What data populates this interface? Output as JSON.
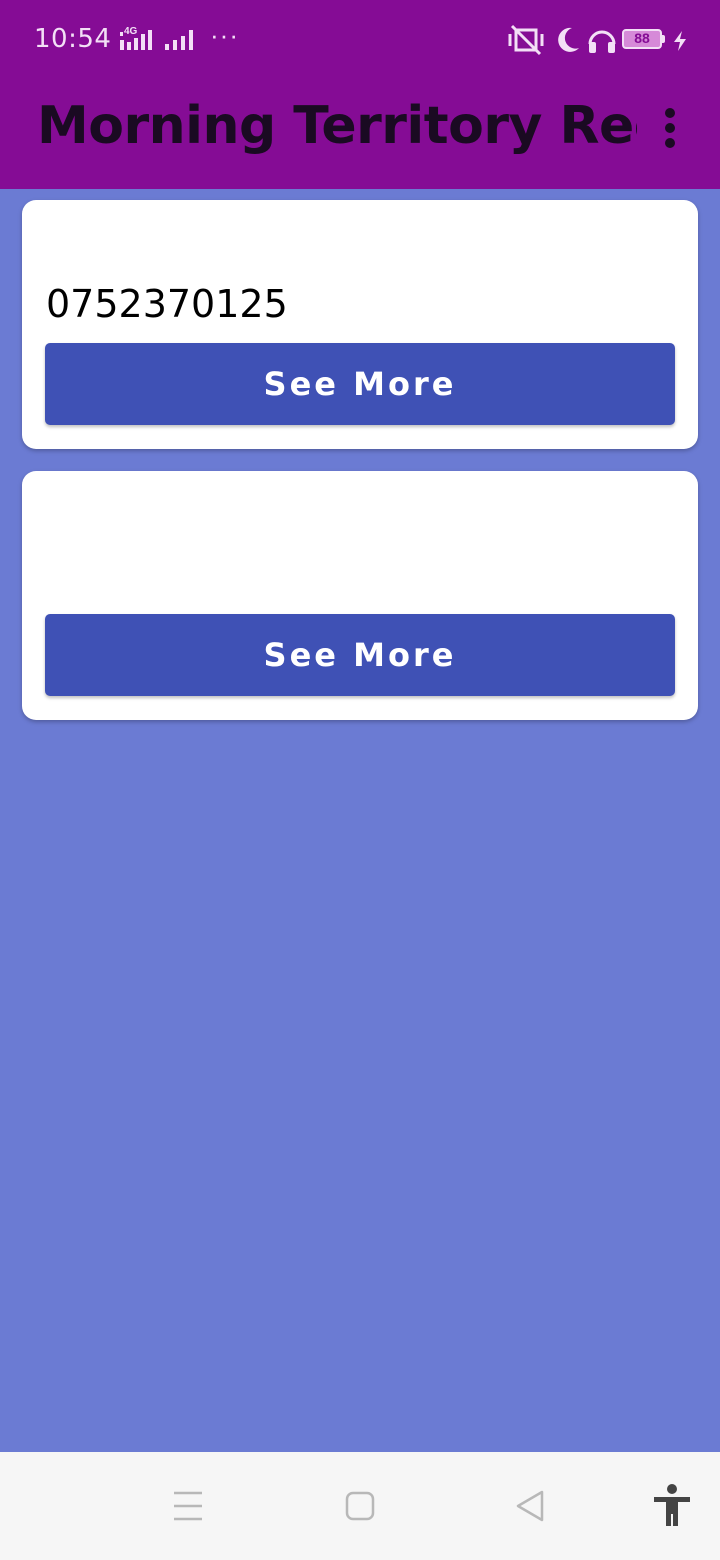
{
  "status_bar": {
    "time": "10:54",
    "network_label": "4G",
    "more_indicator": "···",
    "battery_level": "88",
    "icons": [
      "signal-4g-icon",
      "signal-icon",
      "vibrate-off-icon",
      "moon-icon",
      "headphones-icon",
      "battery-icon",
      "charging-bolt-icon"
    ]
  },
  "app_bar": {
    "title": "Morning Territory Rec…",
    "menu_icon": "more-vert-icon"
  },
  "cards": [
    {
      "phone": "0752370125",
      "button_label": "See More"
    },
    {
      "phone": "",
      "button_label": "See More"
    }
  ],
  "nav_bar": {
    "icons": [
      "recents-icon",
      "home-icon",
      "back-icon",
      "accessibility-icon"
    ]
  },
  "colors": {
    "header": "#850c95",
    "background": "#6b7bd3",
    "button": "#3f51b5",
    "card": "#ffffff"
  }
}
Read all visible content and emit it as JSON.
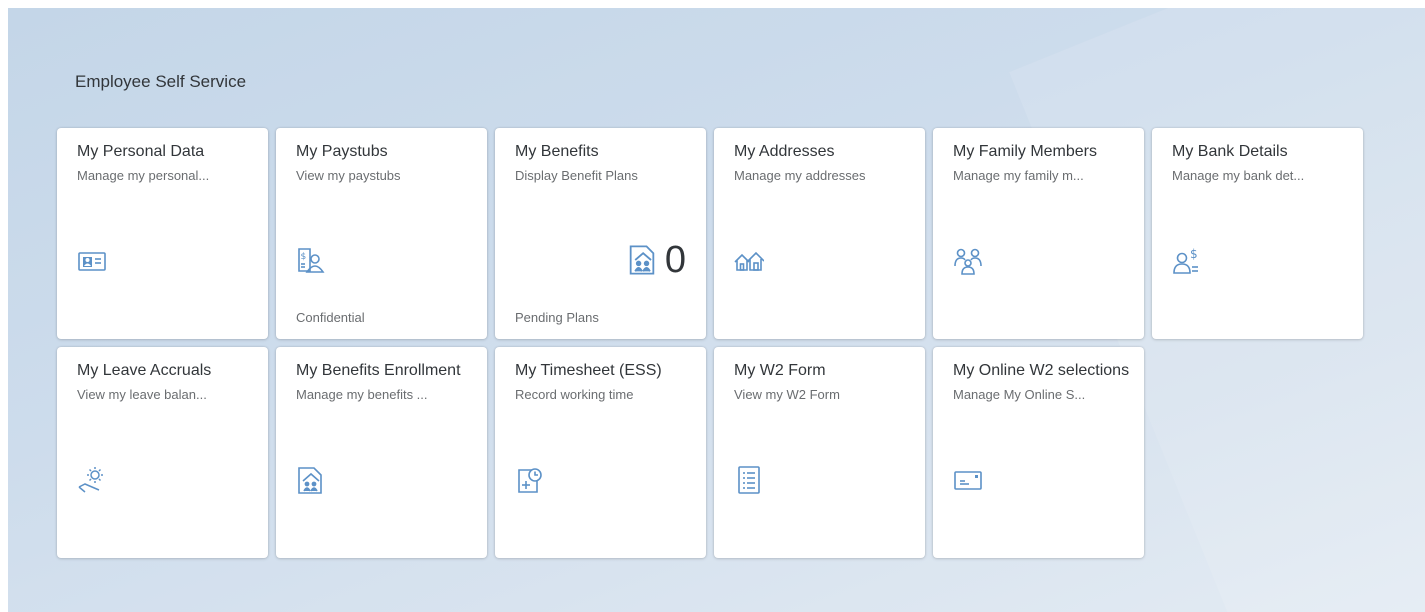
{
  "group": {
    "title": "Employee Self Service"
  },
  "tiles": [
    {
      "title": "My Personal Data",
      "subtitle": "Manage my personal...",
      "icon": "id-card-icon"
    },
    {
      "title": "My Paystubs",
      "subtitle": "View my paystubs",
      "icon": "paystub-person-icon",
      "footer": "Confidential"
    },
    {
      "title": "My Benefits",
      "subtitle": "Display Benefit Plans",
      "icon": "family-benefits-icon",
      "footer": "Pending Plans",
      "kpi": "0"
    },
    {
      "title": "My Addresses",
      "subtitle": "Manage my addresses",
      "icon": "houses-icon"
    },
    {
      "title": "My Family Members",
      "subtitle": "Manage my family m...",
      "icon": "family-members-icon"
    },
    {
      "title": "My Bank Details",
      "subtitle": "Manage my bank det...",
      "icon": "person-dollar-icon"
    },
    {
      "title": "My Leave Accruals",
      "subtitle": "View my leave balan...",
      "icon": "sun-lounger-icon"
    },
    {
      "title": "My Benefits Enrollment",
      "subtitle": "Manage my benefits ...",
      "icon": "family-benefits-icon"
    },
    {
      "title": "My Timesheet (ESS)",
      "subtitle": "Record working time",
      "icon": "timesheet-add-icon"
    },
    {
      "title": "My W2 Form",
      "subtitle": "View my W2 Form",
      "icon": "form-list-icon"
    },
    {
      "title": "My Online W2 selections",
      "subtitle": "Manage My Online S...",
      "icon": "card-form-icon"
    }
  ],
  "colors": {
    "icon": "#5c91c7",
    "title": "#32363a",
    "subtitle": "#6a6d70"
  }
}
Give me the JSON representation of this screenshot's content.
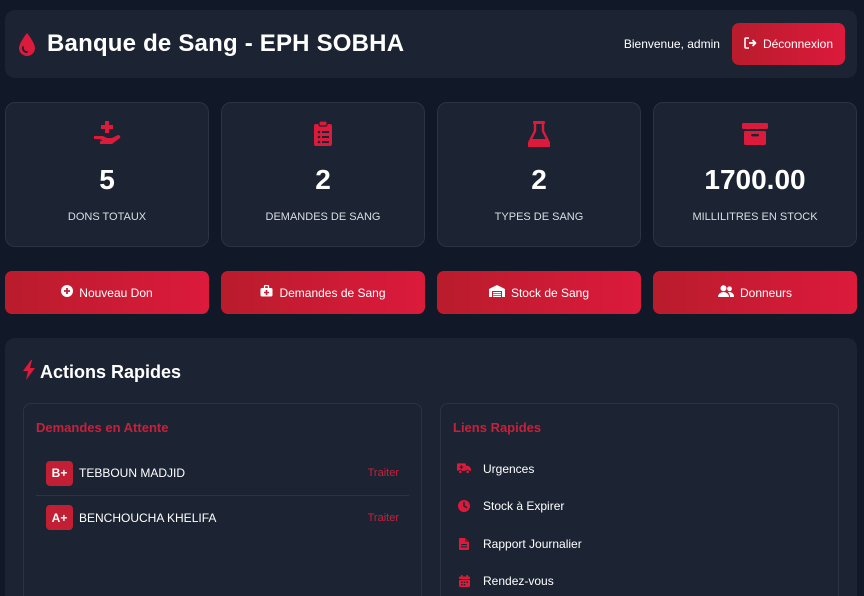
{
  "header": {
    "title": "Banque de Sang - EPH SOBHA",
    "title_icon": "blood-drop-icon",
    "welcome": "Bienvenue, admin",
    "logout_label": "Déconnexion",
    "logout_icon": "sign-out-icon"
  },
  "colors": {
    "accent": "#dc1a3c",
    "accent_dark": "#b91c2c",
    "background": "#111827",
    "card": "#1c2433"
  },
  "stats": [
    {
      "icon": "hand-donate-icon",
      "value": "5",
      "label": "DONS TOTAUX"
    },
    {
      "icon": "clipboard-list-icon",
      "value": "2",
      "label": "DEMANDES DE SANG"
    },
    {
      "icon": "flask-icon",
      "value": "2",
      "label": "TYPES DE SANG"
    },
    {
      "icon": "archive-box-icon",
      "value": "1700.00",
      "label": "MILLILITRES EN STOCK"
    }
  ],
  "actions": [
    {
      "icon": "plus-circle-icon",
      "label": "Nouveau Don"
    },
    {
      "icon": "medkit-icon",
      "label": "Demandes de Sang"
    },
    {
      "icon": "warehouse-icon",
      "label": "Stock de Sang"
    },
    {
      "icon": "users-icon",
      "label": "Donneurs"
    }
  ],
  "quick_actions": {
    "title": "Actions Rapides",
    "icon": "bolt-icon",
    "pending": {
      "title": "Demandes en Attente",
      "items": [
        {
          "blood_type": "B+",
          "name": "TEBBOUN MADJID",
          "action": "Traiter"
        },
        {
          "blood_type": "A+",
          "name": "BENCHOUCHA KHELIFA",
          "action": "Traiter"
        }
      ]
    },
    "links": {
      "title": "Liens Rapides",
      "items": [
        {
          "icon": "ambulance-icon",
          "label": "Urgences"
        },
        {
          "icon": "clock-icon",
          "label": "Stock à Expirer"
        },
        {
          "icon": "file-icon",
          "label": "Rapport Journalier"
        },
        {
          "icon": "calendar-icon",
          "label": "Rendez-vous"
        }
      ]
    }
  }
}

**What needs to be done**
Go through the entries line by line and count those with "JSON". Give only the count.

**Solution to this task**
3